For Twist-outs, braid-outs, up styles: Dark and Lovely Afro Moisturising Butter, Cantu Curling Cream/ Auntie Jackie’s Curl Custard
Do you have natural hair and would like to retain length? I’m starting a hair growth challenge and would love you to join me. Leave me a comment in the space below for more information about my hair growth methods.
Be Whole is a one-woman show. I recently had a guest feature on the blog and would love to share more insightful content from others so if you have a topic that you’d like me to feature or re post, leave me a comment in the space below or email me directly to email@example.com.
There’s is so much useful information out here. If you’re an aspiring blogger who could use some tips on how to get started, you can get FREE, invaluable blogging advice from UK based bloggers, Sarah and Kevin Arrow – right now, via Sarah’s website. Or pop over to www.icanbuildablog.com by Dana Fox to get easy design and web developing tips that will make your blog look awesome.
Next year, I will be enrolling in a course by fellow blogger and USA pen pal, Janet Sunderland. She’s an exceptionally talented Writer and Author. Take a look at some of her reads, here.
Janet’s course, which I prefer not to delve into too much (but which you can already view on her website), will assist me in completing a special project that I’ve been longing to work on for a while.
You can watch hair tuts now too
A lot of what I post are questions that are posed via my social networks.

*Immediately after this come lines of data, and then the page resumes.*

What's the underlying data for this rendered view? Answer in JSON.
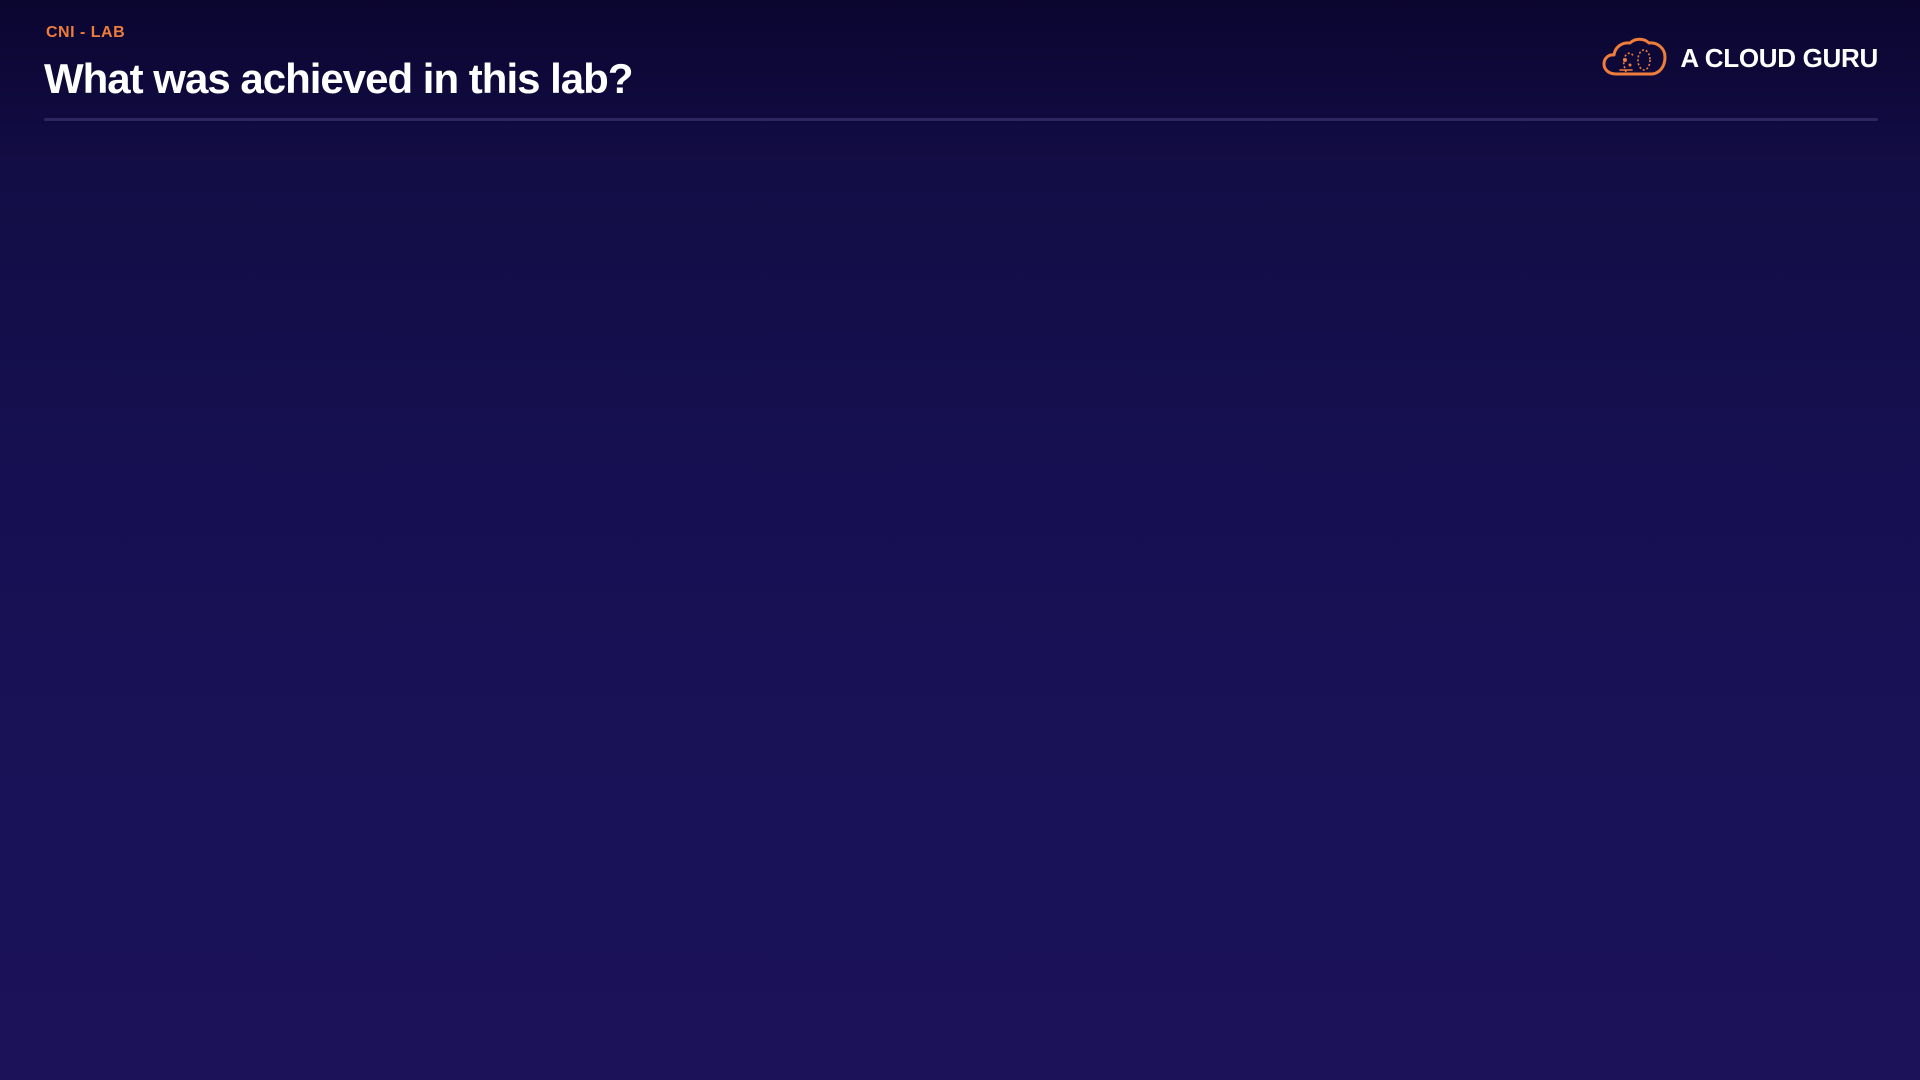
{
  "header": {
    "eyebrow": "CNI - LAB",
    "title": "What was achieved in this lab?"
  },
  "brand": {
    "name": "A CLOUD GURU",
    "icon": "cloud-guru-logo-icon"
  },
  "colors": {
    "accent": "#ee7d3b",
    "background_top": "#0b0530",
    "background_bottom": "#1b1259",
    "divider": "#2c2760",
    "title_text": "#ffffff"
  }
}
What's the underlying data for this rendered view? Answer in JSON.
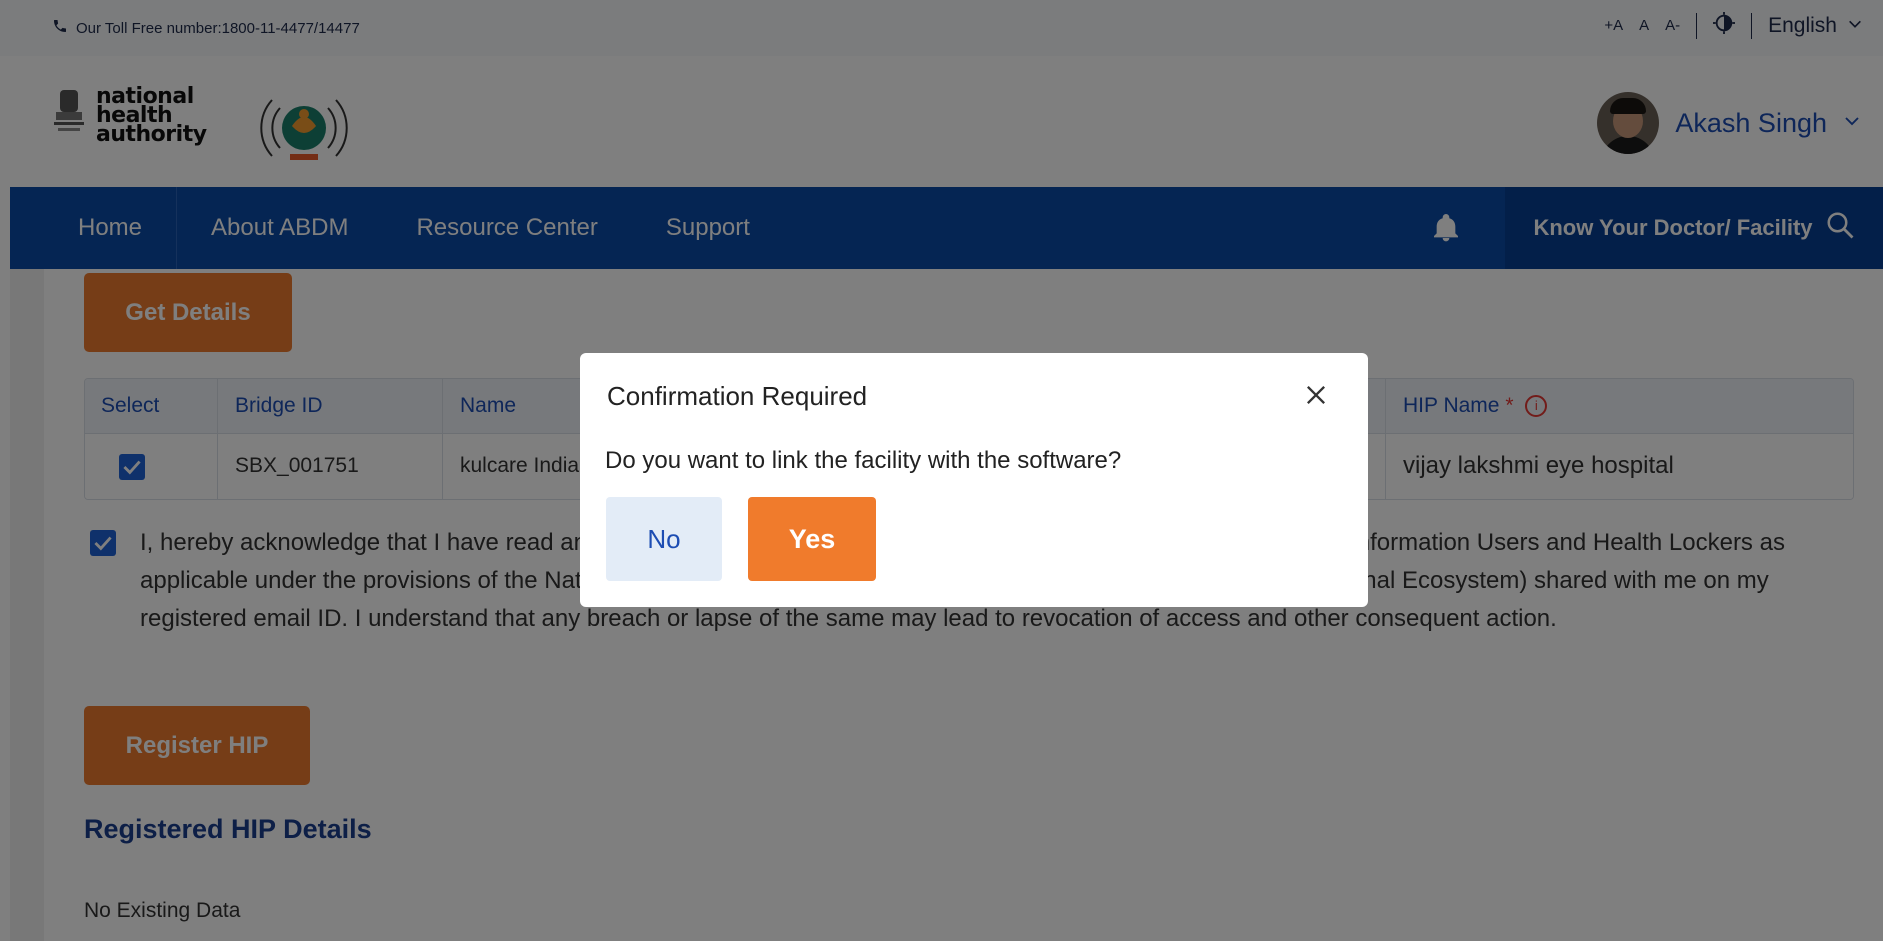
{
  "topbar": {
    "toll_text": "Our Toll Free number:1800-11-4477/14477",
    "font_increase": "+A",
    "font_normal": "A",
    "font_decrease": "A-",
    "language": "English"
  },
  "header": {
    "nha_line1": "national",
    "nha_line2": "health",
    "nha_line3": "authority",
    "user_name": "Akash Singh"
  },
  "nav": {
    "items": [
      "Home",
      "About ABDM",
      "Resource Center",
      "Support"
    ],
    "know_your_doctor": "Know Your Doctor/ Facility"
  },
  "main": {
    "get_details_label": "Get Details",
    "table": {
      "headers": [
        "Select",
        "Bridge ID",
        "Name",
        "HIP Name"
      ],
      "required_marker": "*",
      "info_marker": "i",
      "row": {
        "bridge_id": "SBX_001751",
        "name": "kulcare India",
        "hip_name": "vijay lakshmi eye hospital"
      }
    },
    "acknowledgement": "I, hereby acknowledge that I have read and understood the obligations of the Health Repository Providers, Health Information Users and Health Lockers as applicable under the provisions of the National Digital Health Mission Information Security Policy 2020 (Part 2-External Ecosystem) shared with me on my registered email ID. I understand that any breach or lapse of the same may lead to revocation of access and other consequent action.",
    "register_hip_label": "Register HIP",
    "registered_title": "Registered HIP Details",
    "no_data": "No Existing Data"
  },
  "modal": {
    "title": "Confirmation Required",
    "message": "Do you want to link the facility with the software?",
    "no_label": "No",
    "yes_label": "Yes"
  },
  "colors": {
    "nav_blue": "#0a4aa6",
    "accent_orange": "#ec7b2f",
    "link_blue": "#1d4db3",
    "overlay": "rgba(0,0,0,0.5)"
  },
  "icons": {
    "phone": "phone-icon",
    "contrast": "contrast-icon",
    "chevron": "chevron-down-icon",
    "bell": "bell-icon",
    "search": "search-icon",
    "close": "close-icon",
    "check": "check-icon"
  }
}
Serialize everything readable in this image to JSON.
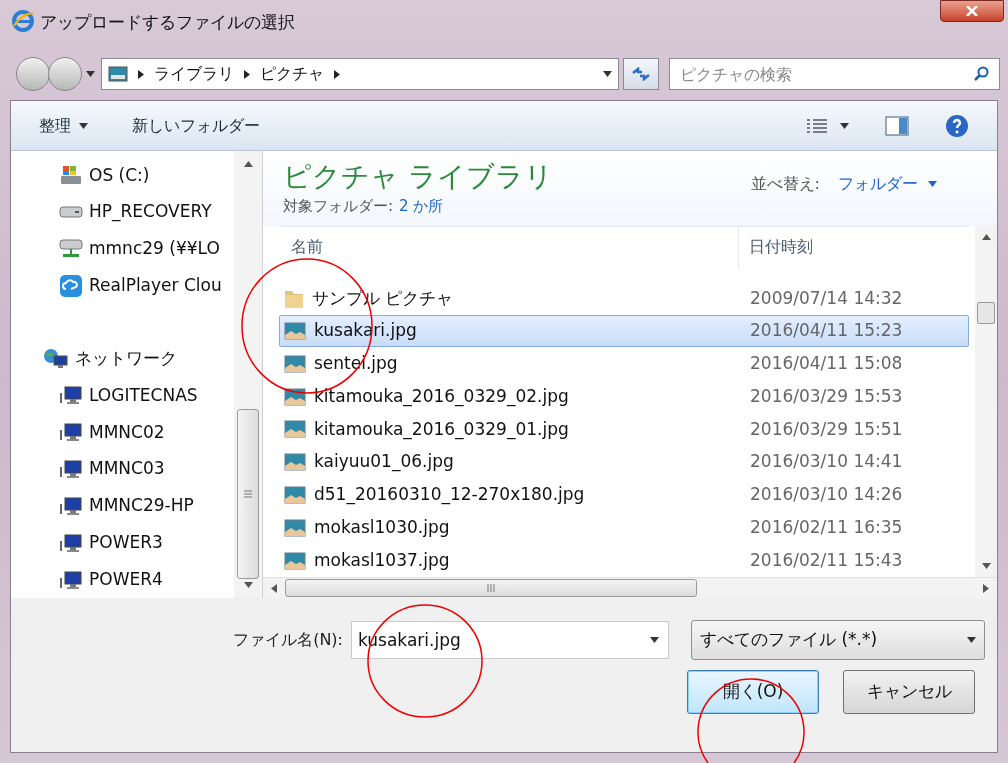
{
  "window": {
    "title": "アップロードするファイルの選択"
  },
  "address": {
    "breadcrumb": [
      "ライブラリ",
      "ピクチャ"
    ]
  },
  "search": {
    "placeholder": "ピクチャの検索"
  },
  "toolbar": {
    "buttons": [
      {
        "label": "整理",
        "menu": true
      },
      {
        "label": "新しいフォルダー",
        "menu": false
      }
    ]
  },
  "sidebar": {
    "items": [
      {
        "kind": "drive",
        "label": "OS (C:)"
      },
      {
        "kind": "disk",
        "label": "HP_RECOVERY"
      },
      {
        "kind": "netdrive",
        "label": "mmnc29 (¥¥LO"
      },
      {
        "kind": "cloud",
        "label": "RealPlayer Clou"
      },
      {
        "kind": "network",
        "label": "ネットワーク"
      },
      {
        "kind": "computer",
        "label": "LOGITECNAS"
      },
      {
        "kind": "computer",
        "label": "MMNC02"
      },
      {
        "kind": "computer",
        "label": "MMNC03"
      },
      {
        "kind": "computer",
        "label": "MMNC29-HP"
      },
      {
        "kind": "computer",
        "label": "POWER3"
      },
      {
        "kind": "computer",
        "label": "POWER4"
      }
    ]
  },
  "library": {
    "title": "ピクチャ ライブラリ",
    "subtitle_label": "対象フォルダー:",
    "subtitle_link": "2 か所",
    "sort_label": "並べ替え:",
    "sort_value": "フォルダー"
  },
  "table": {
    "columns": [
      "名前",
      "日付時刻"
    ],
    "rows": [
      {
        "kind": "folder",
        "name": "サンプル ピクチャ",
        "date": "2009/07/14 14:32",
        "selected": false
      },
      {
        "kind": "image",
        "name": "kusakari.jpg",
        "date": "2016/04/11 15:23",
        "selected": true
      },
      {
        "kind": "image",
        "name": "sentei.jpg",
        "date": "2016/04/11 15:08",
        "selected": false
      },
      {
        "kind": "image",
        "name": "kitamouka_2016_0329_02.jpg",
        "date": "2016/03/29 15:53",
        "selected": false
      },
      {
        "kind": "image",
        "name": "kitamouka_2016_0329_01.jpg",
        "date": "2016/03/29 15:51",
        "selected": false
      },
      {
        "kind": "image",
        "name": "kaiyuu01_06.jpg",
        "date": "2016/03/10 14:41",
        "selected": false
      },
      {
        "kind": "image",
        "name": "d51_20160310_12-270x180.jpg",
        "date": "2016/03/10 14:26",
        "selected": false
      },
      {
        "kind": "image",
        "name": "mokasl1030.jpg",
        "date": "2016/02/11 16:35",
        "selected": false
      },
      {
        "kind": "image",
        "name": "mokasl1037.jpg",
        "date": "2016/02/11 15:43",
        "selected": false
      }
    ]
  },
  "footer": {
    "filename_label": "ファイル名(N):",
    "filename_value": "kusakari.jpg",
    "filetype": "すべてのファイル (*.*)",
    "buttons": [
      {
        "label": "開く(O)",
        "default": true
      },
      {
        "label": "キャンセル",
        "default": false
      }
    ]
  }
}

Most questions are related to my diet and natural hair journey. Often, I’ve been asked to explain my hair maintenance methods, which has prompted me to create a Youtube channel where you can now watch my hair vlogs.
Please vote for Be Whole as 2016 Lifestyle Blog of Year by clicking on this badge below:
Also, Which blog category is your favourite? Recently, one of you had mailed me asking for more Eat Well posts as it’s simply her favourite section of Be Whole. I’d love to hear from you. Let’s get a conversation going below and don’t forget to vote 🙂
P.s. More tribe members are going natural!
Thank you so much for every like, comment, and share! It means the world to me.